To be the best is not always the best thing – at least it’s true for rams. Study has found that rams with bigger horns are more likely to get the girls – but they also die younger. The tradeoff helps explain a long-standing puzzle about why the best genes for mating don’t prevail.

Charles Darwin, the father of evolutionary biology, had pondered the peacock’s elaborate plumage and proposed that the drive for sex-and for producing offspring-was a powerful driving force in evolution. Defeating potential rivals or vying for a female’s attention lead to more extreme males—bigger, stronger and more colorful. Such process, known as sexual selection, can also influence the genes as natural selection does. Hence, only versions of genes that result in these enhanced qualities should exist. However, this is not what happens in real world. There are large quantities of small, weak males among the supermen.

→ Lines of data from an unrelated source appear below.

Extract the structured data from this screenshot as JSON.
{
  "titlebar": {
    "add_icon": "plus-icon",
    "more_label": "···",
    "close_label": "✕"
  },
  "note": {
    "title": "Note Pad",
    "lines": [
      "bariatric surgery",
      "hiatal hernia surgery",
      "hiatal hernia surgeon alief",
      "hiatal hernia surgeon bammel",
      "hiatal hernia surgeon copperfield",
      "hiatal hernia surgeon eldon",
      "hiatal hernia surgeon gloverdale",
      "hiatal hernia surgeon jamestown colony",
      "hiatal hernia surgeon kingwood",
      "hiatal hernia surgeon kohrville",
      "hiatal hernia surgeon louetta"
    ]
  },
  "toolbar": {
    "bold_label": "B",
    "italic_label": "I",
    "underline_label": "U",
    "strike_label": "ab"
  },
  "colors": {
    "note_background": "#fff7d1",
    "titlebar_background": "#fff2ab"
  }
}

Rams with stumpy horns (left) are difficult to get mates, but they are better survivors than their bigger horned peers. *Image source: Nature, Peter Korsten

Let’s take sheep as a good example. Males with the biggest horns are good at getting the ewe more often—the big horns provide an advantage when they tussle with each other over mates. However, some guys still have stubby horns. “It remains a mystery as to why there would be so much variation in horn type,” says evolutionary biologist Susan Johnston of the University of Edinburgh in the United Kingdom.

In order to resolve this paradox, Johnston and her colleagues analyzed long-term data about wild sheep living on an island off Scotland’s coast. They have been collecting information on the Soay sheep since 1985 and kept records on how long these sheep live, what offspring they give birth to, and other life history details. For 20 years, they analyzed the long-term data of 1750 sheep in total. The researchers also collected genetics data and eventually located major genes responsible for deciding horn size.

The researchers discovered two versions, or alleles, of the horn gene—a large-horn allele and a small-horn allele. Rams with two large-horn alleles sported the biggest horns and sired more lambs—around three each year, while on the contrary, male rams carrying two small-horn alleles only sired about 1.6 offspring every year. However, males with two big-horn alleles lived shorter, having a 61% chance of surviving each year, compared with a 75% chance in males with two small-horn alleles. “Horn length has opposite effects on reproduction and survival,” says Thomas Flatt, an evolutionary biologist at the University of Lausanne in Switzerland.

Johnston believes that this influence on survival can be indirect: Small-horned males might spend more time eating and taking care of themselves since they don’t have females to watch over and court.

An animal’s lifetime fitness—or say “how well it does in life”—is a combination of how long it lives and how many offspring it produces. Study says that the individuals with one allele of each type share the best of both sides—strong fertility and longevity. Given the advantage of having one of each allele, “Natural selection can’t get rid of one of the alleles, “says Flatt.

This study offers a very clear, compelling confirmation that genetic variation in important traits is sustained by tradeoffs between components like reproduction and survival. Johnston points out that this way to maintain genetic variation is fundamental to many different real-life problems. For instance, in Africa the allele that results in sickle cell anemia persists in humans due to its ability to protect against malaria. Genetic variation in crops is more appreciated as well, because that diversity can help plants better withstand pathogens. And for species forced to adapt to climate change, variation might be the only thing to save them.